Also try to forget that, when adjusted for inflation, $5.50 in 1928 is just about $76.50 now, and there’s no way on earth that you’ll ever find a Perfecto, new, used or otherwise, for $76.50. Life is unfair. Let’s proceed.
There are all sorts of little details that distinguish Perfectos from decade to decade (feel free to go down that rabbit hole on your own), but the two biggest delineations are these:
First, in the 1940s, Perfectos were given the model number 613, also know as the “One Star” due to the single star pin on each epaulet. By the 1950s, the jacket lost the stars and was issued a new model number, the 618, but remained unchanged otherwise.
Second, horsehide was the leather of choice up until the 1960s, when steerhide was introduced, followed by naked cowhide in the late 1970s. Has the quality of all the leathers decreased over the decades? Through the horsehide years, the quality remained relatively consistent, as it’s always been such a demanding/costly tanning process (see our exploration of shell cordovan here), but once that leather was swapped out, most agree that, decade by decade, the quality has deteriorated some.

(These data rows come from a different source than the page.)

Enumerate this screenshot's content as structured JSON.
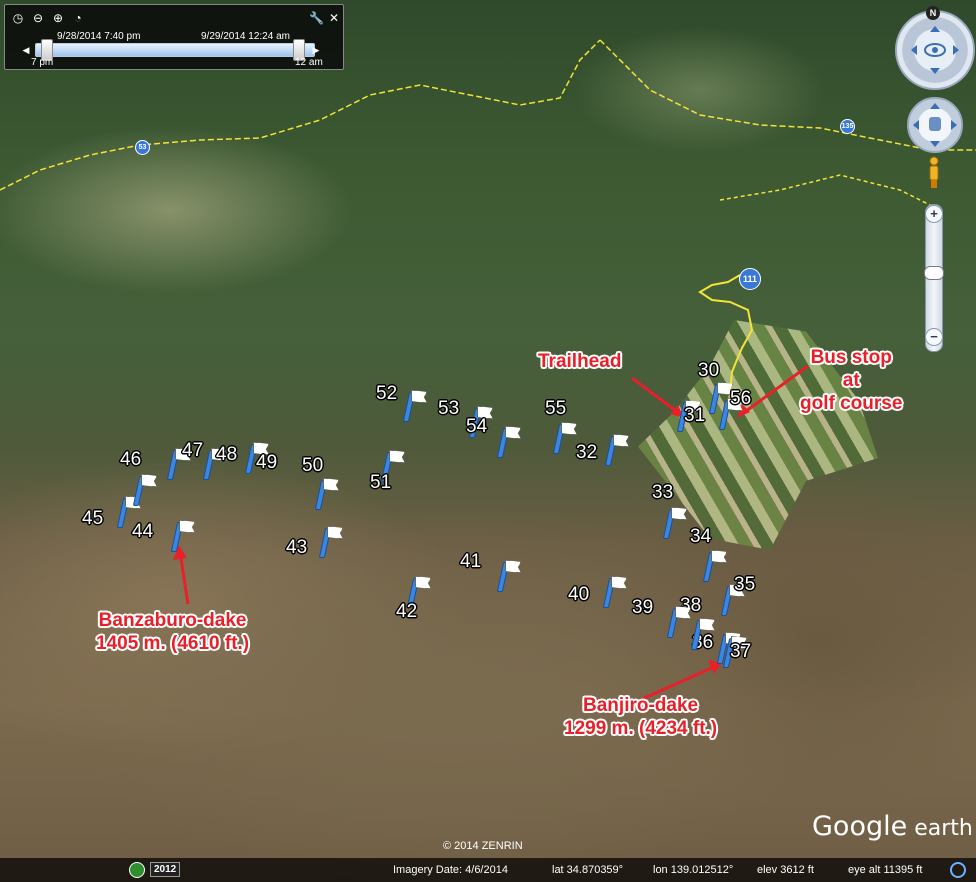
{
  "time_slider": {
    "start_label": "9/28/2014  7:40 pm",
    "end_label": "9/29/2014  12:24 am",
    "min_label": "7 pm",
    "max_label": "12 am"
  },
  "nav": {
    "north_label": "N",
    "route_111": "111",
    "route_53": "53",
    "route_135": "135"
  },
  "markers": [
    {
      "n": "30"
    },
    {
      "n": "31"
    },
    {
      "n": "56"
    },
    {
      "n": "32"
    },
    {
      "n": "33"
    },
    {
      "n": "34"
    },
    {
      "n": "35"
    },
    {
      "n": "36"
    },
    {
      "n": "37"
    },
    {
      "n": "38"
    },
    {
      "n": "39"
    },
    {
      "n": "40"
    },
    {
      "n": "41"
    },
    {
      "n": "42"
    },
    {
      "n": "43"
    },
    {
      "n": "44"
    },
    {
      "n": "45"
    },
    {
      "n": "46"
    },
    {
      "n": "47"
    },
    {
      "n": "48"
    },
    {
      "n": "49"
    },
    {
      "n": "50"
    },
    {
      "n": "51"
    },
    {
      "n": "52"
    },
    {
      "n": "53"
    },
    {
      "n": "54"
    },
    {
      "n": "55"
    }
  ],
  "annotations": {
    "trailhead": "Trailhead",
    "bus_stop": "Bus stop\nat\ngolf course",
    "banzaburo": "Banzaburo-dake\n1405 m. (4610 ft.)",
    "banjiro": "Banjiro-dake\n1299 m. (4234 ft.)"
  },
  "footer": {
    "copyright": "© 2014 ZENRIN",
    "logo_main": "Google",
    "logo_sub": " earth",
    "year": "2012",
    "imagery_date": "Imagery Date: 4/6/2014",
    "lat": "lat   34.870359°",
    "lon": "lon  139.012512°",
    "elev": "elev  3612 ft",
    "eye_alt": "eye alt  11395 ft"
  },
  "colors": {
    "annotation": "#e8202a",
    "flag_pole": "#3a86e0",
    "road": "#f2e23a"
  }
}
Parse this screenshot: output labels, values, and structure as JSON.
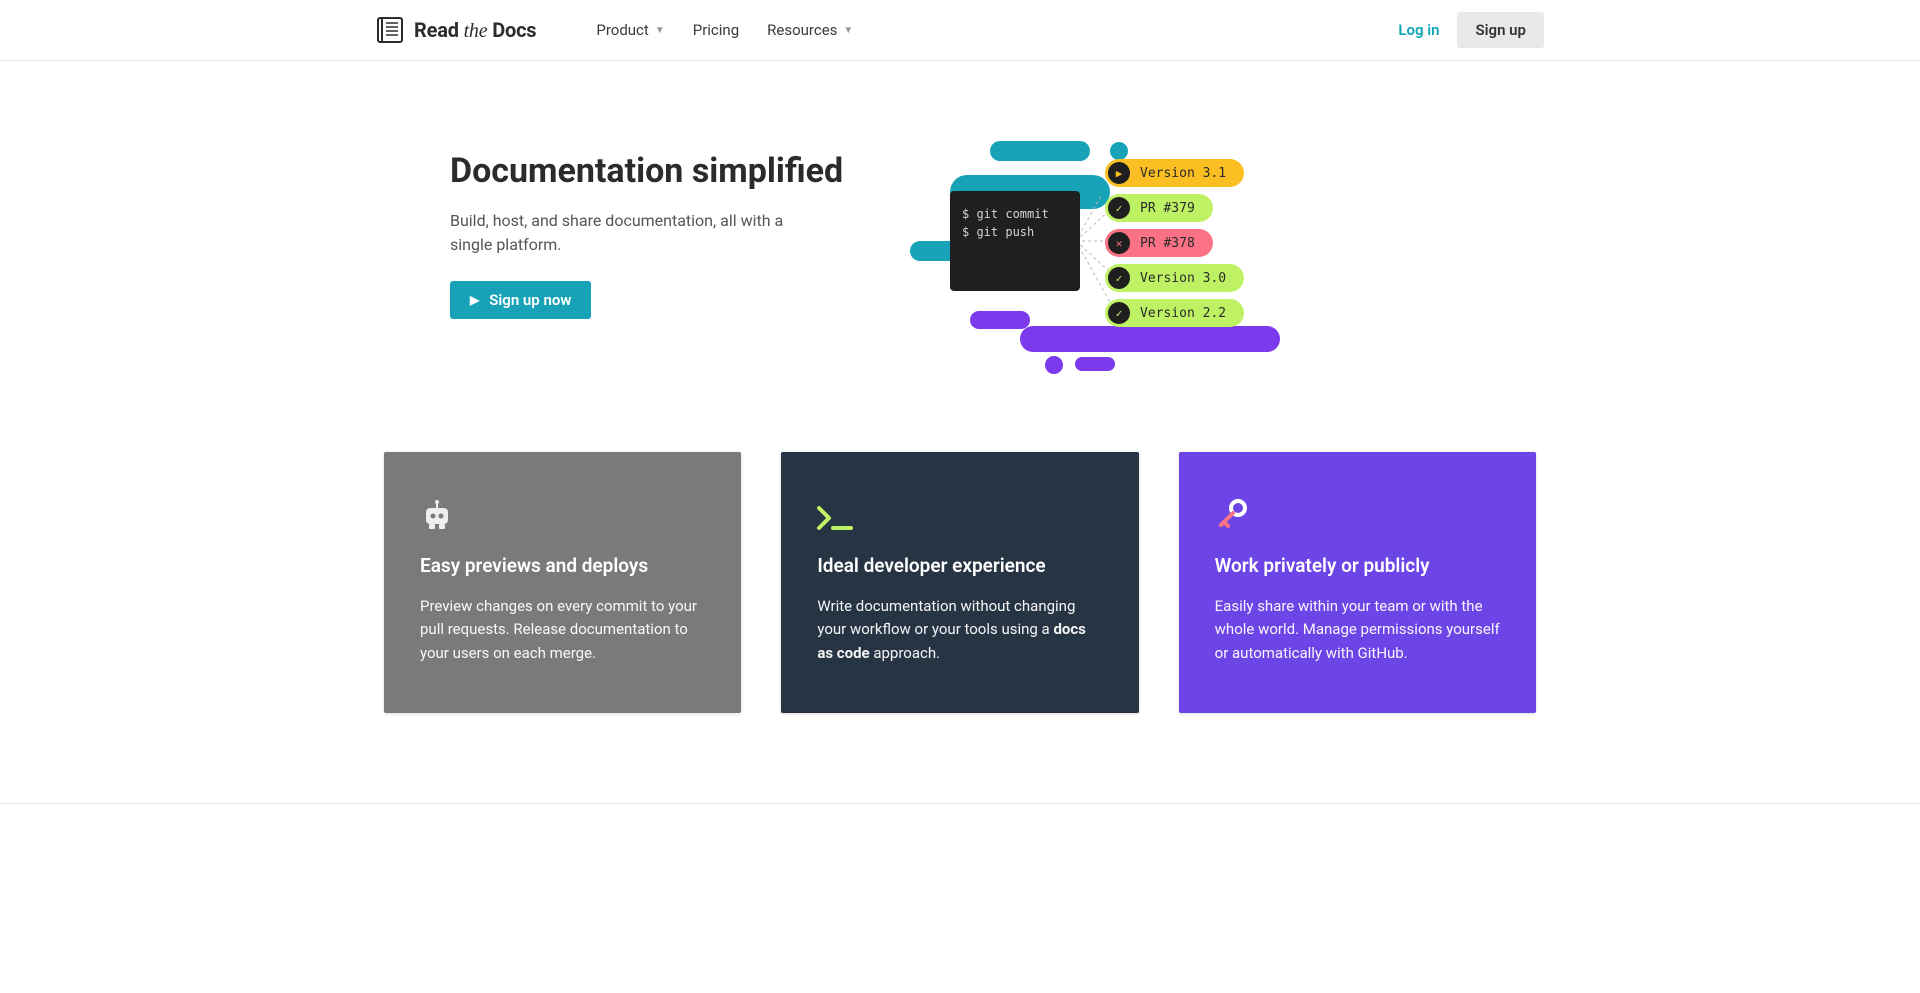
{
  "brand": {
    "name_a": "Read",
    "name_b": "the",
    "name_c": "Docs"
  },
  "nav": {
    "product": "Product",
    "pricing": "Pricing",
    "resources": "Resources"
  },
  "auth": {
    "login": "Log in",
    "signup": "Sign up"
  },
  "hero": {
    "title": "Documentation simplified",
    "subtitle": "Build, host, and share documentation, all with a single platform.",
    "cta": "Sign up now",
    "terminal": {
      "l1": "$ git commit",
      "l2": "$ git push"
    },
    "pills": [
      {
        "text": "Version 3.1",
        "tone": "yellow",
        "icon": "play"
      },
      {
        "text": "PR #379",
        "tone": "lime",
        "icon": "check"
      },
      {
        "text": "PR #378",
        "tone": "red",
        "icon": "x"
      },
      {
        "text": "Version 3.0",
        "tone": "lime",
        "icon": "check"
      },
      {
        "text": "Version 2.2",
        "tone": "lime",
        "icon": "check"
      }
    ]
  },
  "features": [
    {
      "title": "Easy previews and deploys",
      "body": "Preview changes on every commit to your pull requests. Release documentation to your users on each merge."
    },
    {
      "title": "Ideal developer experience",
      "body_pre": "Write documentation without changing your workflow or your tools using a ",
      "body_bold": "docs as code",
      "body_post": " approach."
    },
    {
      "title": "Work privately or publicly",
      "body": "Easily share within your team or with the whole world. Manage permissions yourself or automatically with GitHub."
    }
  ]
}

You can still get yourself a horsehide Perfecto from Schott, but it’s a special order item, with a special order price tag to match.
From it’s humble, half-a-saw-buck beginnings, the Perfecto has been shamelessly (and aggressively) ripped off by everyone from the Gap to Jean Paul Gaultier, and every price point in-between.
Pop-culturally, the right people naturally gravitated to the Perfecto (except for Michael Cera in the most recent season of Twin Peaks…oof), insuring that it never lost its appeal as the ultimate in conspicuously cool outerwear.
Some have lost the belt (both literally and figuratively), but by and large all the major style components will be found on Perfectos and Perfecto-inspired jackets today.
Perfecto Style Jackets Available Today
Schott Perfecto 618
Of course, Schott NYC still makes their version (and some silly looking take-offs as well), but if you’re wanting to stick to the classic details while upping the leather quality, you might be better off buying one from another maker. (If you wanted a pair of 501-style jeans, would you buy 501s? Me neither.)
The 618 Perfecto in steerhide is available for $740 at Schott.
The Real McCoy’s Buco J-22
The Real McCoy’s makes an amazing reproduction of the old Buco (Schott competitor/emulator) J-22 in horsehide (do they make anything that’s not amazing)?
Available for $2,357 at Superdenim.
Lewis Leathers Bronx Jacket
Lewis Leathers makes their Bronx Jacket No. 384, which is made in the UK and available for £830 (about $1,110 USD) on their site.
Himel Bros. Avro 1939
My personal favorite (I have expensive tastes) is the Himel Brothers Avro 1939 Japanese Horsehide jacket, which has a tapered belt, slightly larger lapels and is most certainly grounds for divorce. It’s available for $2,450 at Himel.
When it comes time to get your own “Perfecto,” I suggest following these two simple rules shared with me by a longtime friend/motorcyclist/owner of more leather jackets than seems reasonable: First, and especially if you plan to actually wear the motorcycle jackets while riding a motorcycle, get the best quality jacket (and helmet) you can, and then spend whatever money you have left on the bike. And second, buy the smallest size you can get into–you may think you want some breathing room, but you really don’t.
Other than that, you really can’t go wrong…except if you’re Michael Cera (because the new Twin Peaks was unsettling enough).